2. Add the whole wheat flour, oil, and salt. Stir til combined. Gradually add the rest of the flour until the dough forms a ball and starts to pull away from the sides of the bowl. (I wait til about this time to use my stand mixer, so I can just put the dough hook on it.) Once dough is no longer sticky (as in, forms a ball and slightly springy, but doesn’t stick all over your hands when you touch it), set the mixer on the highest setting allowed for your dough hook and let the mixer “knead” it for 6-8 minutes. (On the professional KitchenAid, the highest setting you’re supposed to use for bread is 2).
3. Remove the dough from the bowl, lightly grease it, then place the dough back in the bowl and spray the top with nonstick spray. Cover with a towel and let rise in a warm place for 1-2 hours or until doubled. (In the summer, my laundry room stays hot so I let dough rise in there. When it’s cool or I’m in a time pinch, I turn my oven to the lowest setting -170°- let it preheat, then turn it off and set the timer for 5 minutes. After 5 minutes, I put my bowl of dough in the oven on top of a cookie sheet. Usually this makes it double in 30-45 minutes.)
For the sauce:

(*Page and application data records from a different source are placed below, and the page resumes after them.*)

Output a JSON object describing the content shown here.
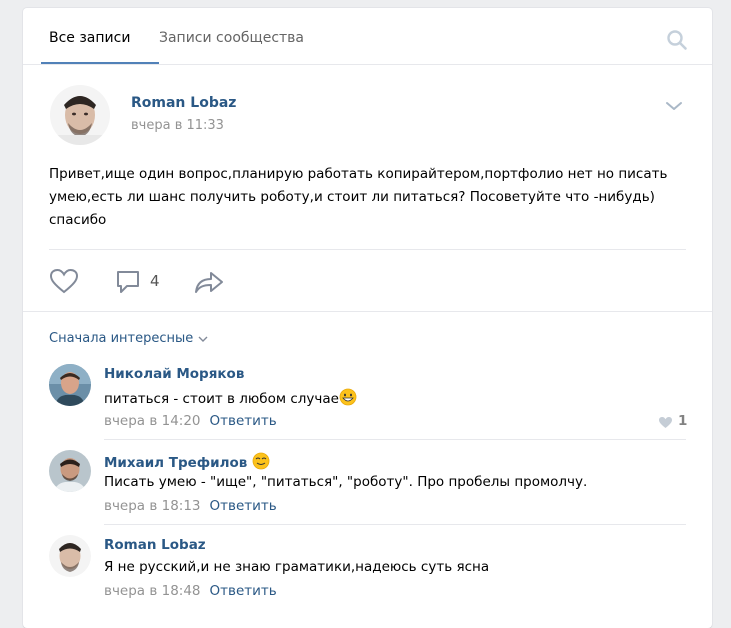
{
  "tabs": {
    "all": "Все записи",
    "community": "Записи сообщества"
  },
  "post": {
    "author": "Roman Lobaz",
    "date": "вчера в 11:33",
    "text": "Привет,ище один вопрос,планирую работать копирайтером,портфолио нет но писать умею,есть ли шанс получить роботу,и стоит ли питаться? Посоветуйте что -нибудь) спасибо",
    "comments_count": "4"
  },
  "sort_label": "Сначала интересные",
  "comments": [
    {
      "author": "Николай Моряков",
      "text": "питаться - стоит в любом случае",
      "date": "вчера в 14:20",
      "reply": "Ответить",
      "likes": "1"
    },
    {
      "author": "Михаил Трефилов",
      "text": "Писать умею - \"ище\", \"питаться\", \"роботу\". Про пробелы промолчу.",
      "date": "вчера в 18:13",
      "reply": "Ответить"
    },
    {
      "author": "Roman Lobaz",
      "text": "Я не русский,и не знаю граматики,надеюсь суть ясна",
      "date": "вчера в 18:48",
      "reply": "Ответить"
    }
  ],
  "colors": {
    "link": "#2a5885",
    "muted": "#939393",
    "accent": "#5181b8"
  }
}
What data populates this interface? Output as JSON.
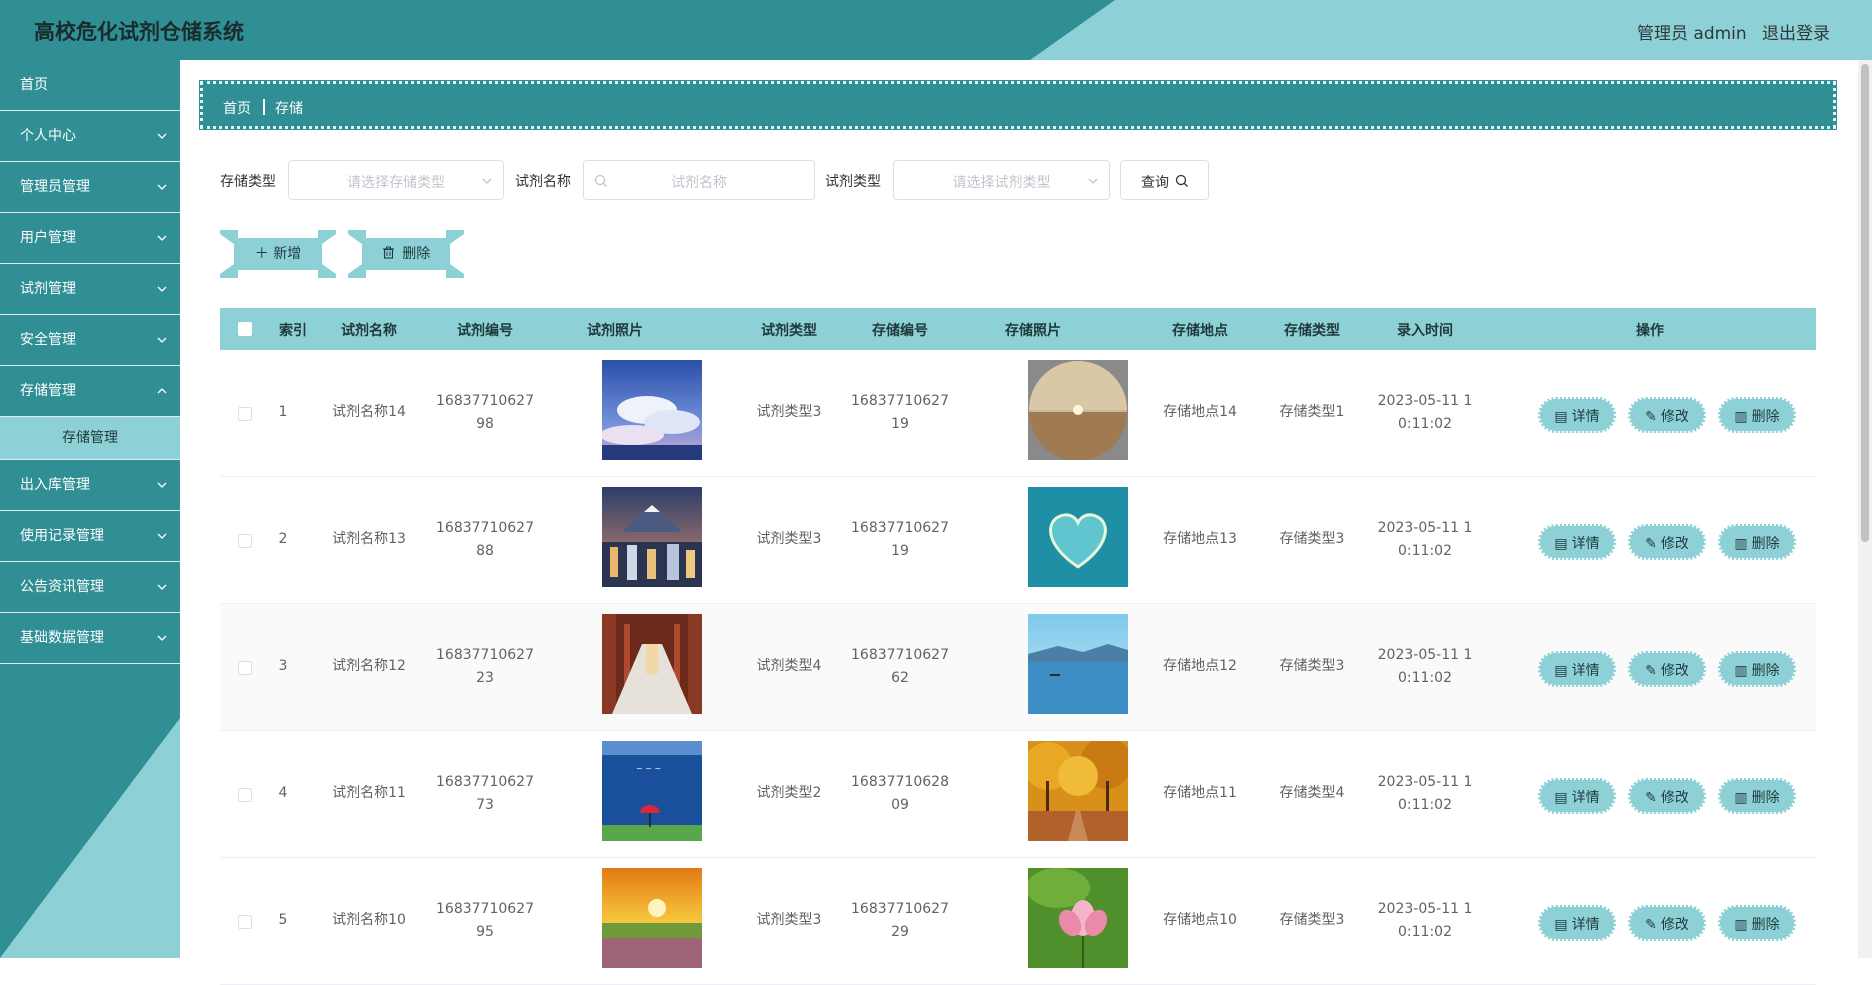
{
  "app": {
    "title": "高校危化试剂仓储系统",
    "user": "管理员 admin",
    "logout": "退出登录"
  },
  "colors": {
    "primary": "#2f8f95",
    "accent": "#8dd0d6"
  },
  "sidebar": {
    "items": [
      {
        "label": "首页"
      },
      {
        "label": "个人中心"
      },
      {
        "label": "管理员管理"
      },
      {
        "label": "用户管理"
      },
      {
        "label": "试剂管理"
      },
      {
        "label": "安全管理"
      },
      {
        "label": "存储管理"
      },
      {
        "label": "出入库管理"
      },
      {
        "label": "使用记录管理"
      },
      {
        "label": "公告资讯管理"
      },
      {
        "label": "基础数据管理"
      }
    ],
    "sub_item": "存储管理"
  },
  "breadcrumb": {
    "home": "首页",
    "current": "存储"
  },
  "search": {
    "storage_type_label": "存储类型",
    "storage_type_placeholder": "请选择存储类型",
    "name_label": "试剂名称",
    "name_placeholder": "试剂名称",
    "reagent_type_label": "试剂类型",
    "reagent_type_placeholder": "请选择试剂类型",
    "query_label": "查询"
  },
  "actions": {
    "add_label": "新增",
    "delete_label": "删除"
  },
  "table": {
    "headers": [
      "索引",
      "试剂名称",
      "试剂编号",
      "试剂照片",
      "试剂类型",
      "存储编号",
      "存储照片",
      "存储地点",
      "存储类型",
      "录入时间",
      "操作"
    ],
    "row_buttons": {
      "detail": "详情",
      "edit": "修改",
      "delete": "删除"
    },
    "rows": [
      {
        "index": "1",
        "name": "试剂名称14",
        "code_a": "16837710627",
        "code_b": "98",
        "type": "试剂类型3",
        "scode_a": "16837710627",
        "scode_b": "19",
        "location": "存储地点14",
        "stype": "存储类型1",
        "time_a": "2023-05-11 1",
        "time_b": "0:11:02",
        "photo1": "sky-clouds-image",
        "photo2": "desert-sunset-image"
      },
      {
        "index": "2",
        "name": "试剂名称13",
        "code_a": "16837710627",
        "code_b": "88",
        "type": "试剂类型3",
        "scode_a": "16837710627",
        "scode_b": "19",
        "location": "存储地点13",
        "stype": "存储类型3",
        "time_a": "2023-05-11 1",
        "time_b": "0:11:02",
        "photo1": "mountain-city-image",
        "photo2": "heart-island-image"
      },
      {
        "index": "3",
        "name": "试剂名称12",
        "code_a": "16837710627",
        "code_b": "23",
        "type": "试剂类型4",
        "scode_a": "16837710627",
        "scode_b": "62",
        "location": "存储地点12",
        "stype": "存储类型3",
        "time_a": "2023-05-11 1",
        "time_b": "0:11:02",
        "photo1": "corridor-image",
        "photo2": "blue-lake-image"
      },
      {
        "index": "4",
        "name": "试剂名称11",
        "code_a": "16837710627",
        "code_b": "73",
        "type": "试剂类型2",
        "scode_a": "16837710628",
        "scode_b": "09",
        "location": "存储地点11",
        "stype": "存储类型4",
        "time_a": "2023-05-11 1",
        "time_b": "0:11:02",
        "photo1": "sea-umbrella-image",
        "photo2": "autumn-trees-image"
      },
      {
        "index": "5",
        "name": "试剂名称10",
        "code_a": "16837710627",
        "code_b": "95",
        "type": "试剂类型3",
        "scode_a": "16837710627",
        "scode_b": "29",
        "location": "存储地点10",
        "stype": "存储类型3",
        "time_a": "2023-05-11 1",
        "time_b": "0:11:02",
        "photo1": "sunset-field-image",
        "photo2": "lotus-image"
      }
    ]
  }
}
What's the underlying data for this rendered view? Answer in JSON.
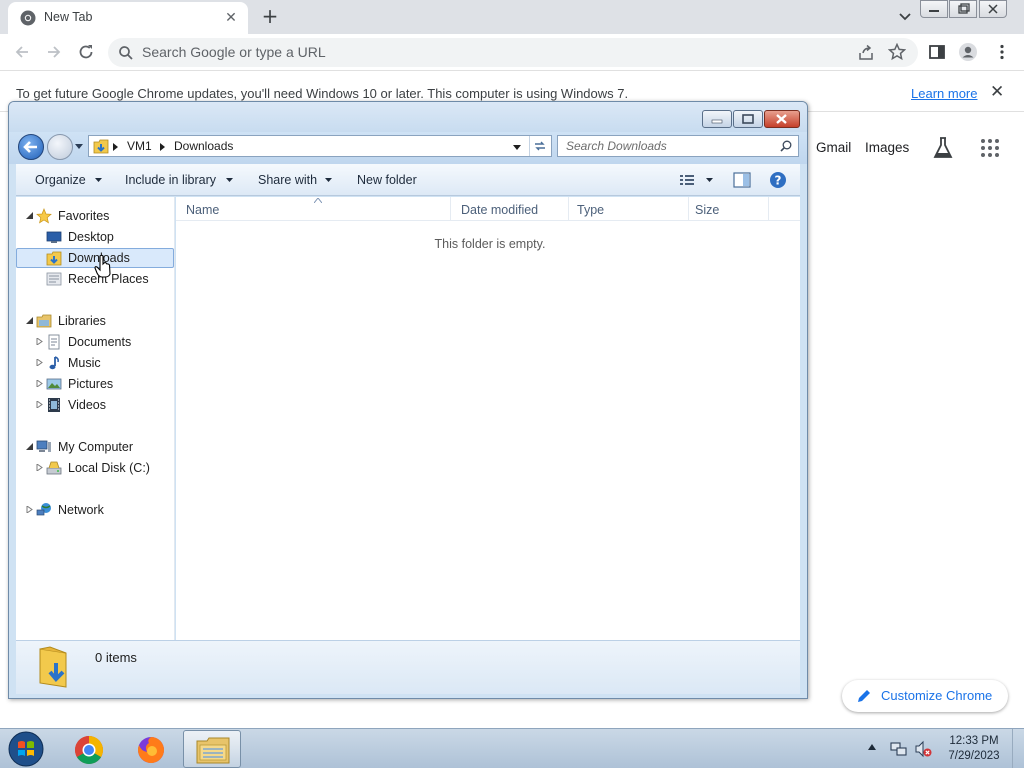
{
  "chrome": {
    "tab_title": "New Tab",
    "omnibox_placeholder": "Search Google or type a URL",
    "infobar": {
      "message": "To get future Google Chrome updates, you'll need Windows 10 or later. This computer is using Windows 7.",
      "link": "Learn more"
    },
    "ntp_links": [
      "Gmail",
      "Images"
    ],
    "customize_label": "Customize Chrome",
    "accent": "#1a73e8"
  },
  "explorer": {
    "breadcrumbs": [
      "VM1",
      "Downloads"
    ],
    "search_placeholder": "Search Downloads",
    "commands": {
      "organize": "Organize",
      "include_in_library": "Include in library",
      "share_with": "Share with",
      "new_folder": "New folder"
    },
    "nav": {
      "favorites": {
        "label": "Favorites",
        "items": [
          "Desktop",
          "Downloads",
          "Recent Places"
        ]
      },
      "libraries": {
        "label": "Libraries",
        "items": [
          "Documents",
          "Music",
          "Pictures",
          "Videos"
        ]
      },
      "computer": {
        "label": "My Computer",
        "items": [
          "Local Disk (C:)"
        ]
      },
      "network": {
        "label": "Network"
      },
      "selected": "Downloads"
    },
    "columns": [
      "Name",
      "Date modified",
      "Type",
      "Size"
    ],
    "empty_message": "This folder is empty.",
    "item_count": "0 items"
  },
  "taskbar": {
    "apps": [
      "chrome-icon",
      "firefox-icon",
      "explorer-icon"
    ],
    "active_app": "explorer-icon",
    "time": "12:33 PM",
    "date": "7/29/2023"
  }
}
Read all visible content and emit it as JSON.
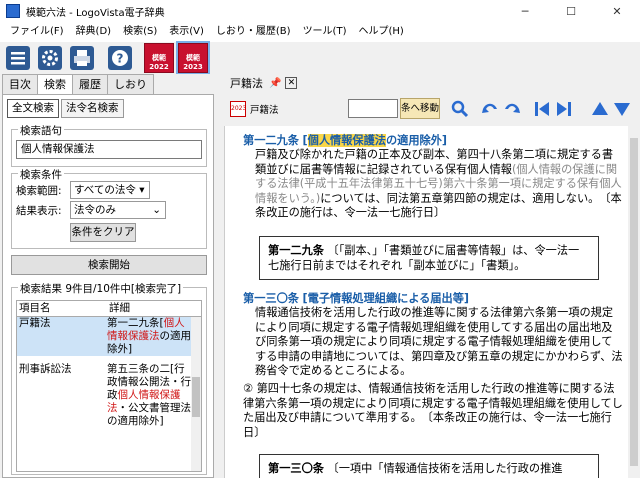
{
  "window": {
    "title": "模範六法 - LogoVista電子辞典",
    "minimize": "─",
    "maximize": "☐",
    "close": "✕"
  },
  "menu": [
    "ファイル(F)",
    "辞典(D)",
    "検索(S)",
    "表示(V)",
    "しおり・履歴(B)",
    "ツール(T)",
    "ヘルプ(H)"
  ],
  "toolbar": {
    "icons": [
      "list-icon",
      "settings-icon",
      "print-icon",
      "help-icon"
    ],
    "dicts": [
      {
        "top": "模範",
        "year": "2022"
      },
      {
        "top": "模範",
        "year": "2023"
      }
    ]
  },
  "left_tabs": [
    "目次",
    "検索",
    "履歴",
    "しおり"
  ],
  "search_tabs": [
    "全文検索",
    "法令名検索"
  ],
  "search": {
    "term_label": "検索語句",
    "term_value": "個人情報保護法",
    "conditions_label": "検索条件",
    "range_label": "検索範囲:",
    "range_value": "すべての法令",
    "display_label": "結果表示:",
    "display_value": "法令のみ",
    "clear_button": "条件をクリア",
    "start_button": "検索開始"
  },
  "results": {
    "label": "検索結果 9件目/10件中[検索完了]",
    "col_item": "項目名",
    "col_detail": "詳細",
    "rows": [
      {
        "item": "戸籍法",
        "detail_pre": "第一二九条[",
        "detail_hl": "個人情報保護法",
        "detail_post": "の適用除外]"
      },
      {
        "item": "刑事訴訟法",
        "detail_pre": "第五三条の二[行政情報公開法・行政",
        "detail_hl": "個人情報保護法",
        "detail_post": "・公文書管理法の適用除外]"
      }
    ]
  },
  "doc": {
    "tab_label": "戸籍法",
    "tab_close": "✕",
    "dict_name": "戸籍法",
    "dict_year": "2023",
    "jump_button": "条へ移動",
    "art129_head": "第一二九条",
    "art129_title_pre": "[",
    "art129_title_hl": "個人情報保護法",
    "art129_title_post": "の適用除外]",
    "art129_text1": "戸籍及び除かれた戸籍の正本及び副本、第四十八条第二項に規定する書類並びに届書等情報に記録されている保有個人情報",
    "art129_text_gray": "(個人情報の保護に関する法律(平成十五年法律第五十七号)第六十条第一項に規定する保有個人情報をいう。)",
    "art129_text2": "については、同法第五章第四節の規定は、適用しない。　〔本条改正の施行は、令一法一七施行日〕",
    "box1_head": "第一二九条",
    "box1_text": "〔「副本、」「書類並びに届書等情報」は、令一法一七施行日前まではそれぞれ「副本並びに」「書類」。",
    "art130_head": "第一三〇条",
    "art130_title": "[電子情報処理組織による届出等]",
    "art130_text1": "情報通信技術を活用した行政の推進等に関する法律第六条第一項の規定により同項に規定する電子情報処理組織を使用してする届出の届出地及び同条第一項の規定により同項に規定する電子情報処理組織を使用してする申請の申請地については、第四章及び第五章の規定にかかわらず、法務省令で定めるところによる。",
    "art130_num": "②",
    "art130_text2": "第四十七条の規定は、情報通信技術を活用した行政の推進等に関する法律第六条第一項の規定により同項に規定する電子情報処理組織を使用してした届出及び申請について準用する。　〔本条改正の施行は、令一法一七施行日〕",
    "box2_head": "第一三〇条",
    "box2_text": "〔一項中「情報通信技術を活用した行政の推進"
  }
}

4. Heat oil in a saucepan over medium-low until hot. Add garlic and saute for about 1 minute or until fragrant. Add spices and stir until combined. Add tomato sauce, paste, and water. Bring to a boil and then reduce heat to a simmer. Simmer, covered, for 30 minutes – 1 hour. (If you don’t have this much time, that’s fine. I’ve used mine after only 5 minutes of simmering. It just tastes better the longer it’s simmered.)
To assemble the pizza:
5. (I highly recommend using a pizza stone for “crustiness”). Place your pizza stone in the oven and preheat oven to 500°. You want your pizza stone to gradually warm up with the oven and be HOT when you put your pizza on it. This helps the texture of the crust. If you have a little more time, leave the stone in the preheated oven for at least 10 minutes before baking your pizza to make sure it’s hot.
6. Meanwhile, once the dough has risen, liberally flour a cutting board and roll out dough in a circle (or square, or hexagon, or whatever). I try to get mine fairly thin because otherwise it will be super thick. Transfer dough to a piece of parchment paper the same size as your pizza stone. (You may need to roll it out again a bit.)
7. Top dough with pizza sauce, leaving about 1 inch free around the edges for the crust. I usually use 1/2- 3/4 cup of sauce, but it all depends on how much you like sauce! Add spinach, artichoke, basil, mushrooms, and tomato. Top liberally with mozzarella cheese.
8. Transfer pizza to stone and bake in a preheated oven for 8-10 minutes. (I just use the parchment paper and slide my pizza off the cutting board and onto the hot stone.)